- Words by Angela Cowan Photography by Don Denton
Stop by The Avenue Gallery on Oak Bay Avenue, and you’ll find a collection of jewellery that you won’t see anywhere else. There’s finely crocheted or knitted gold and silver wire, woven with iridescent pearls, Swarovski crystals and semi-precious stones that make up necklaces, cuffs and collars. And the collection of drop earrings invokes a sculptural and abstract sense of the natural world.
Veronica Stewart has been a mainstay at the gallery for a decade, and her pieces are unquestionably beautiful, but they also have a striking uniqueness to them that leave no doubt her jewellery belongs within gallery walls.
So often while browsing traditional jewellery stores, trends emerge from season to season—very like the fashion world—and it can be difficult to find something out of the box.
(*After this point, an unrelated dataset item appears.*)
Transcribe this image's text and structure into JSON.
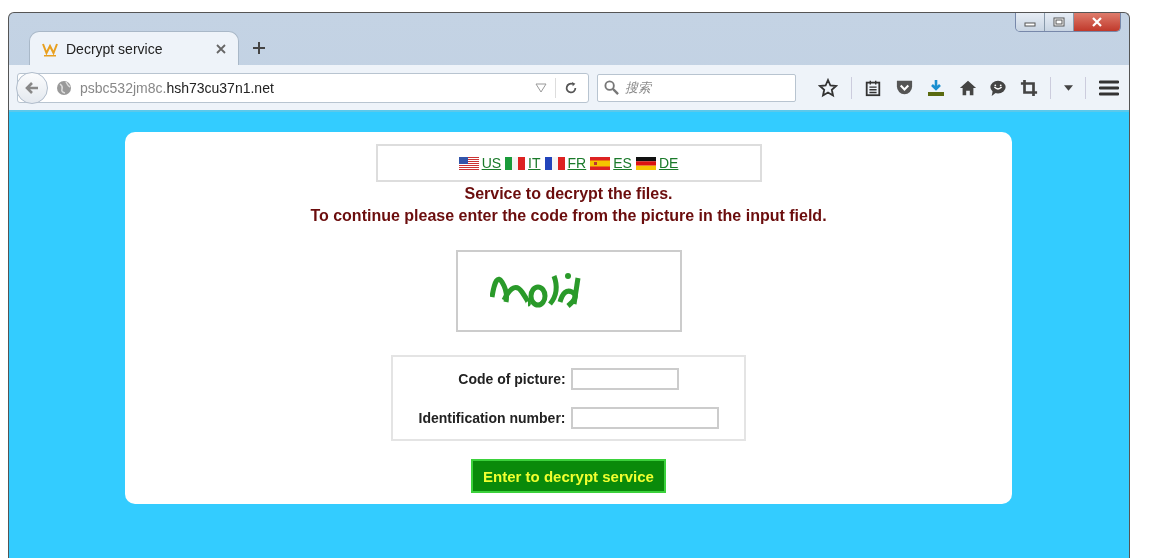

But Veronica’s jewellery is in a category all its own, in large part because she approaches her designs with an artist’s eye for form, texture and colour.
Born and raised in Scotland, Veronica graduated from the Edinburgh College of Art in 1979, and quickly emigrated to Canada, settling in Victoria in 1981.
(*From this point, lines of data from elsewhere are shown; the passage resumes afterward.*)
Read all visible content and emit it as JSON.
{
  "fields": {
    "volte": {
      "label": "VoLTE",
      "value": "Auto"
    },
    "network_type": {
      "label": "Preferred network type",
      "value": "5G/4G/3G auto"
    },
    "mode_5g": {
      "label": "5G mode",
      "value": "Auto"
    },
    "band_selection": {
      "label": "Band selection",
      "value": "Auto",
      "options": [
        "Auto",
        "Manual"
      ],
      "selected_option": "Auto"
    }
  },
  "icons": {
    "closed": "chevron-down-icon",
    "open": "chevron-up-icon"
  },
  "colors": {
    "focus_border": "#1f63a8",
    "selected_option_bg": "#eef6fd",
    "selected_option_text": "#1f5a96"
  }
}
“I grew up in Scotland in a pretty hard time. It was really tough to make a living,” she says. “In those days, Canada was the place to be. [It] was the great free country where there was lots of support for the arts.”
Opportunity did indeed knock, and by 1989 she was working as a full-time artist while raising her two sons. It was another decade or so before she started seriously exploring jewellery, and then she made a discovery that would shift her career path dramatically.
“I was a potter for the first 20 years,” she says. “And then I discovered this amazing product, which was precious metal clay.”
Also known as PMC and something that is growing in popularity in the art world, precious metal clay is essentially gold or fine silver that’s been ground into a powder and then mixed with a binding agent.
“You work with it just like a clay,” explains Veronica. “Once it’s fired, everything is burned out except for the silver or gold.”
The malleability of the product meant she could approach jewellery making with a similar process as she’d used in her ceramics, but on a smaller, much finer scale.
“A lot of it is trial and error, and I do get a lot of inspiration from nature,” she says. “A lot of my designs are abstracted, or line drawings of flowers.”
Veronica makes her own stamps to press into the clay, often creating designs that highlight a microscopic point of focus from something in nature: the innermost workings of a flower, for example. Using PMC, she can even take a piece of the silver or gold clay and press it directly onto a leaf or other object.
“Once you’ve fired it, you’ve captured that impression,” she says.
Some of her most impacting pieces are made using another technique she’s honed over the years: crocheting and knitting fine gold and silver wire.
“I love doing the really extravagant bigger pieces—the collars and the cuffs—because it becomes so much more creative,” she says. “I don’t like wearing heavy jewellery, so I try to make things that are delicate but still a statement. That’s one of the advantages of using the crocheted wire.”
The intricate loops and twists are often woven with Swarovski crystals or freshwater pearls, creating a complex yet delicate piece, particularly since Veronica uses 22-karat gold or fine silver for her creations.
As the process is as labour-intensive as it is intricate, Veronica tends to work on a few pieces at a time, with rest periods between to recharge her creativity and get new ideas, often from her garden.
“I’m a manic gardener,” she says with a laugh. “It kept me sane through lockdown! I can always find things to do in the garden, and it makes me happy, looking at the flowers and trees and trying to figure out how to use them in whatever it is I’m working on.”
From her early career in ceramics to her current work creating elegant jewellery collections, Veronica has been an artist for over 40 years, adapting and improving both her process and the business of her craft.
“I think of the whole journey that I’ve been on since I first started making jewellery…I was doing markets and craft fairs,” she says, remembering the early days. It wasn’t long before her work found its way into art galleries—both in BC and further afield—but it was a chance meeting with Heather Wheeler at an exhibition at Langham Court Theatre that introduced her work to the Oak Bay community. Heather, the founder and owner of The Avenue Gallery, invited Veronica to put her jewellery in the gallery.
“I love how The Avenue Gallery really does focus on local artists. It’s so important,” says Veronica.
“I have huge respect for gallery owners. Once I became a gallery artist, it definitely increased the visibility of my pieces. And it’s really nice for me, especially at this stage, to just do the making. I get to do the fun part.”